High-quality Amarone wines will contain a higher percentage of Corvina and Corvinone grapes. The Corvina grapes offer notes of cherry, almond and spice, while the Corvinone grapes, which are very rare, possess similar flavors. Rondinella and Molinara grapes are also used in smaller quantities. Rondinella adds a floral note and helps balance the tannins. Molinara offers high acidity. Because the drying process lowers the acidity in Corvina and Corvinone, Molinari helps balance those components.
Spiralizing vegetables is all the rage in the culinary world. So many diets are looking to noodles made out of vegetables as a way to eat gluten-free, cut calories and add more vegetables to a meal.

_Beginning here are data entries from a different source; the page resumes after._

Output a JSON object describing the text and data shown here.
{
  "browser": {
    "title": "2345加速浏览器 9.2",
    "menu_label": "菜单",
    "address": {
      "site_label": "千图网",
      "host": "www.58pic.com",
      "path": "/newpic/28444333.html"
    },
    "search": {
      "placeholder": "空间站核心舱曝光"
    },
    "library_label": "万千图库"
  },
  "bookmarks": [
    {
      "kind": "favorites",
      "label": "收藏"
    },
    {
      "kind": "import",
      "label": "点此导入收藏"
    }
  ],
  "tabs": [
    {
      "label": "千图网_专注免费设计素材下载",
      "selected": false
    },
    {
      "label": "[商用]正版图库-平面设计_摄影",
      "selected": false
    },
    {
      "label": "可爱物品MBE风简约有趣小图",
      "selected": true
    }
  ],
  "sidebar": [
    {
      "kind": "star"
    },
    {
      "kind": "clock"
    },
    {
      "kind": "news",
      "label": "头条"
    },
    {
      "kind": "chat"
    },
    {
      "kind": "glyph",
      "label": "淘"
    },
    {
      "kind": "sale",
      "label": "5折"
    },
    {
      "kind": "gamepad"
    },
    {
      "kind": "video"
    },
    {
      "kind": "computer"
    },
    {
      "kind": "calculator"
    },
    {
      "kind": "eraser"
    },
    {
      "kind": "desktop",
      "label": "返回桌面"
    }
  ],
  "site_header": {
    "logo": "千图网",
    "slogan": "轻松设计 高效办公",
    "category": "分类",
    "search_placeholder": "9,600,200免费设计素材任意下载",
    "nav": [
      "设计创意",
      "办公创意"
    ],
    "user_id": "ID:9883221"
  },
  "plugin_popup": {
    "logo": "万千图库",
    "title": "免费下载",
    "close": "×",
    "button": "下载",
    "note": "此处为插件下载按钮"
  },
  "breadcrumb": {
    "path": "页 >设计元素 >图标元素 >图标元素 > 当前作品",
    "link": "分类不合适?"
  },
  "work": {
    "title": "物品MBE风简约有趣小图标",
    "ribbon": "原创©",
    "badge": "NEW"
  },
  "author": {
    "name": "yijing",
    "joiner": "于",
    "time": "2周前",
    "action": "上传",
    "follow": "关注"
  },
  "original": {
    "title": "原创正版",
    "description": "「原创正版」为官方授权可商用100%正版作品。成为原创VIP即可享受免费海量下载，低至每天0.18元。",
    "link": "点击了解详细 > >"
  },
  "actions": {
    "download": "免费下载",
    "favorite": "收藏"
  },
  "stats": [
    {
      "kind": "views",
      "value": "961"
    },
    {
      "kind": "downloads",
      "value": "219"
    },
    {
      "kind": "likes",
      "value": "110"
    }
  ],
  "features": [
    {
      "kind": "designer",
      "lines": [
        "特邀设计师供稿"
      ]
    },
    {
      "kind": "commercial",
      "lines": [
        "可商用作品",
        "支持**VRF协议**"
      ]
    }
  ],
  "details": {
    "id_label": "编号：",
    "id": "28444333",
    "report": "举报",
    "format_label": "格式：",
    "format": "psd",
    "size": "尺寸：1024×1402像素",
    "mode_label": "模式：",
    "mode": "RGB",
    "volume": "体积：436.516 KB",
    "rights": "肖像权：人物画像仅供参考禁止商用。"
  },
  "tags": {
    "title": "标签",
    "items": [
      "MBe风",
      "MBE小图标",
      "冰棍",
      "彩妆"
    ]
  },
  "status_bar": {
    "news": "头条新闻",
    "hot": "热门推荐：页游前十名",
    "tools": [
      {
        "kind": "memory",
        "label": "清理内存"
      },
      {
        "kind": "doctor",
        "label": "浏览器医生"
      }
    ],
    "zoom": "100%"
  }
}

Basically, you take a dense vegetable like butternut squash, zucchini or potatoes and put it through a gadget called a spiralizer. The spiralizer will cut the vegetable into long noodles. They can be eaten raw, sautéed, parboiled or fried. There’s just one problem. I’ve tried a few spiralizers, and the results were not as successful as I expected. The noodles were flimsy, broken or oddly shaped.
When I saw the spiralized noodles from Veggie Noodle Co. at FRESH, I couldn’t wait to try them. It’s a great company out of Austin, and they do the spiralizing for you. The noodles are perfect, and the packaging comes with quick, easy recipes and cooking instructions. Plus, there is a variety of vegetables to choose from: butternut squash, sweet potato, zucchini and beet. I can’t even begin to imagine the mess that I would have made if I had tried to spiralize a beet!
Having all these options allows you to get creative with recipes. All of them can be made so quickly. It’s the perfect solution for weeknight dinners.
The butternut squash spirals can be sautéed for a few minutes and then tossed in pesto and olive oil. The sweet potato spirals are really delicious when fried. It’s a bit like sweet potato fries. The beet spirals are beautiful and can be sautéed, fried or boiled. Toss them with olive oil and a few drops of balsamic, and then top with some goat cheese crumbles for a nice pasta substitute.
Posted in: Gluten Free, Health & Wellness, Recipes, Special Diets, Vegetarian